The components $$(v_x, v_y, v_z)$$ correspond to the line's direction, and the components $$(m_x, m_y, m_z)$$ correspond to the line's moment. (These are equivalent to the six Plücker coordinates of a line.) To possess the geometric property, the components of $$\mathbf L$$ must satisfy the equation

$$v_x m_x + v_y m_y + v_z m_z = 0$$ ,

which means that, when regarded as vectors, the direction and moment of a line are perpendicular.

The bulk of a line is given by its $$m_x$$, $$m_y$$, and $$m_z$$ coordinates, and the weight of a line is given by its $$v_x$$, $$v_y$$, and $$v_z$$ coordinates. A line is unitized when $$v_x^2 + v_y^2 + v_z^2 = 1$$.

When used as an operator in the sandwich with the geometric antiproduct, a line is a specific kind of motor that performs a 180-degree rotation about itself.

Lines at Infinity

Figure 2. A line at infinity consists of all points at infinity in directions perpendicular to the moment $$\mathbf m$$.

If the weight of a line is zero (i.e., its $$v_x$$, $$v_y$$, and $$v_z$$ coordinates are all zero), then the line is contained in the horizon infinitely far away in all directions perpendicular to its moment $$(m_x, m_y, m_z)$$, regarded as a vector, as shown in Figure 2. Such a line cannot be unitized, but it can be normalized by dividing by its bulk norm.

When the moment $$\mathbf m$$ is regarded as a bivector, a line at infinity can be thought of as all directions $$\mathbf v$$ parallel to the moment, which satisfy $$\mathbf m \wedge \mathbf v = 0$$.

Skew Lines

Figure 3. The line $$\mathbf J$$ connecting skew lines is given by a commutator.

Given two skew lines $$\mathbf L$$ and $$\mathbf K$$, as shown in Figure 3, a third line $$\mathbf J$$ that contains a point on each of the lines $$\mathbf L$$ and $$\mathbf K$$ is given by the commutator

$$\mathbf J = [\mathbf L, \mathbf K]^{\Large\unicode{x27C7}}_- = (v_yw_z - v_zw_y)\mathbf e_{41} + (v_zw_x - v_xw_z)\mathbf e_{42} + (v_xw_y - v_yw_x)\mathbf e_{43} + (v_yn_z - v_zn_y + m_yw_z - m_zw_y)\mathbf e_{23} + (v_zn_x - v_xn_z + m_zw_x - m_xw_z)\mathbf e_{31} + (v_xn_y - v_yn_x + m_xw_y - m_yw_x)\mathbf e_{12}$$ ,

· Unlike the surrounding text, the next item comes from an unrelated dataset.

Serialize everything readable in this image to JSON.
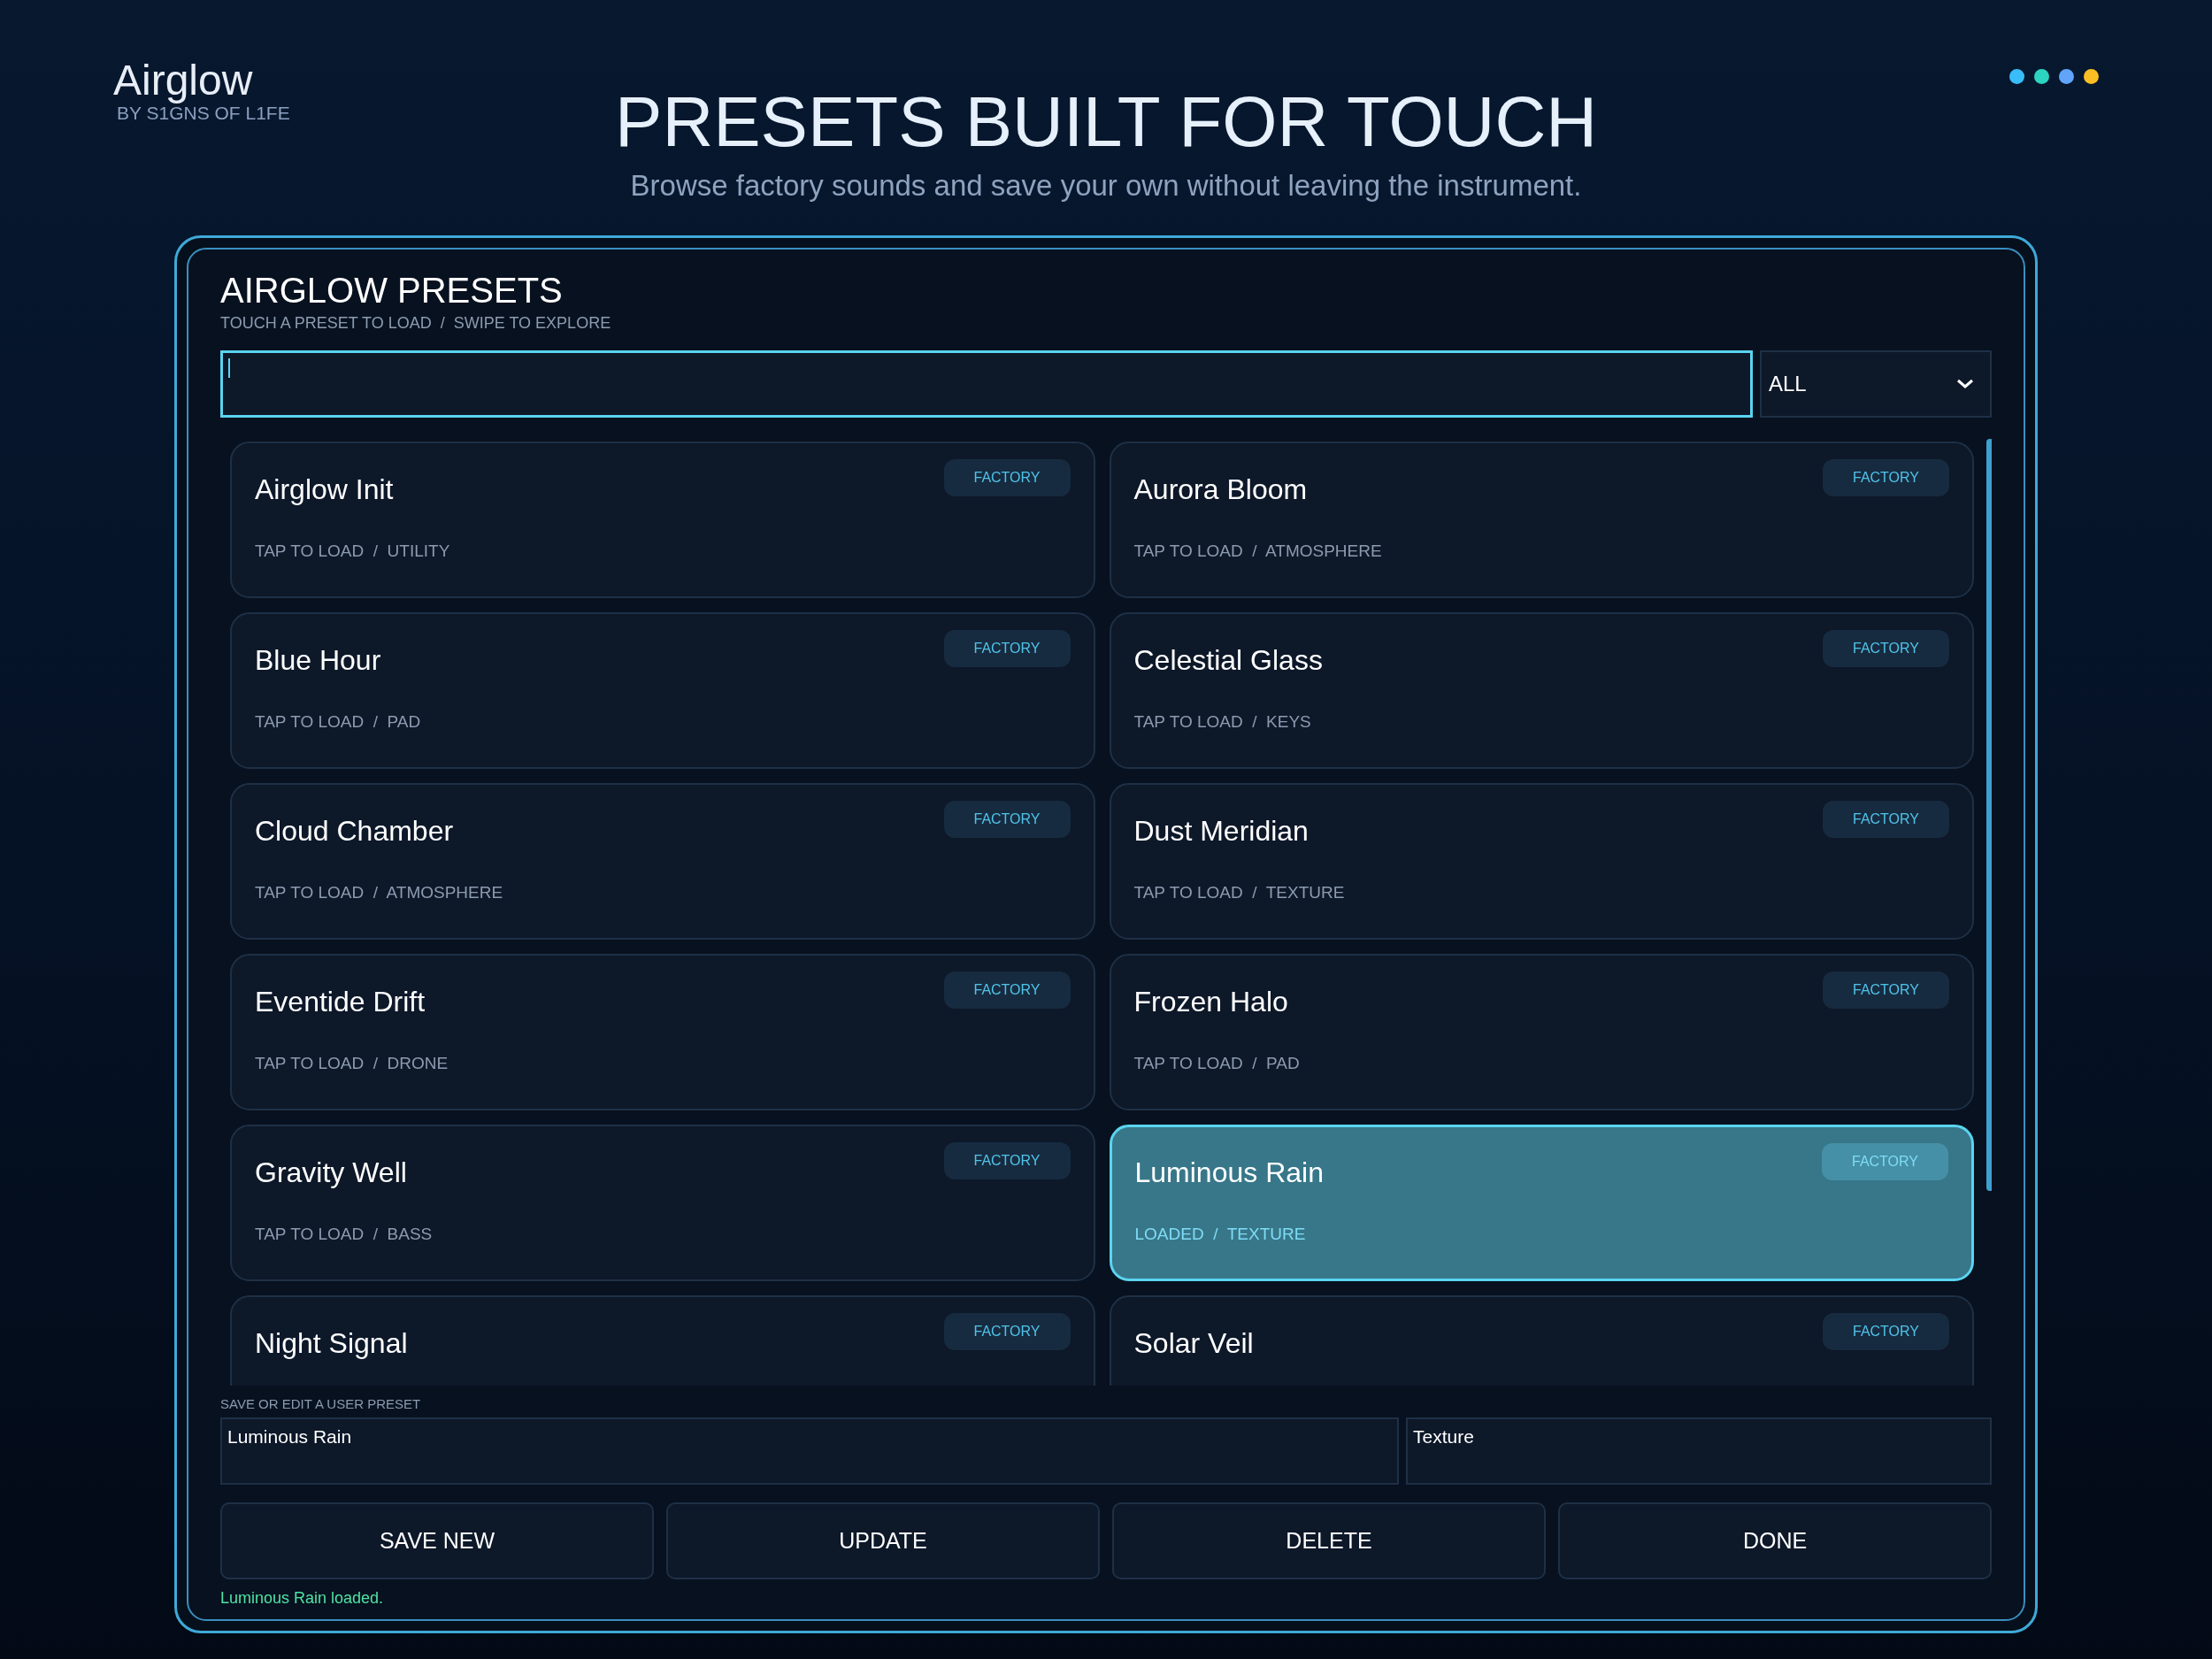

$$\mathbf L = \{\mathbf v | \mathbf m\} = v_x \mathbf e_{41} + v_y \mathbf e_{42} + v_z \mathbf e_{43} + m_x \mathbf e_{23} + m_y \mathbf e_{31} + m_z \mathbf e_{12}$$
$$\mathbf K = \{\mathbf w | \mathbf n\} = w_x \mathbf e_{41} + w_y \mathbf e_{42} + w_z \mathbf e_{43} + n_x \mathbf e_{23} + n_y \mathbf e_{31} + n_z \mathbf e_{12}$$ .

The direction of $$\mathbf J$$ is perpendicular to the directions of $$\mathbf L$$ and $$\mathbf K$$, and it contains the closest points of approach between $$\mathbf L$$ and $$\mathbf K$$. The points themselves can then be found by calculating $$(\mathbf J \wedge \mathbf v) \vee \mathbf K$$ and $$(\mathbf J \wedge \mathbf w) \vee \mathbf L$$.

See Also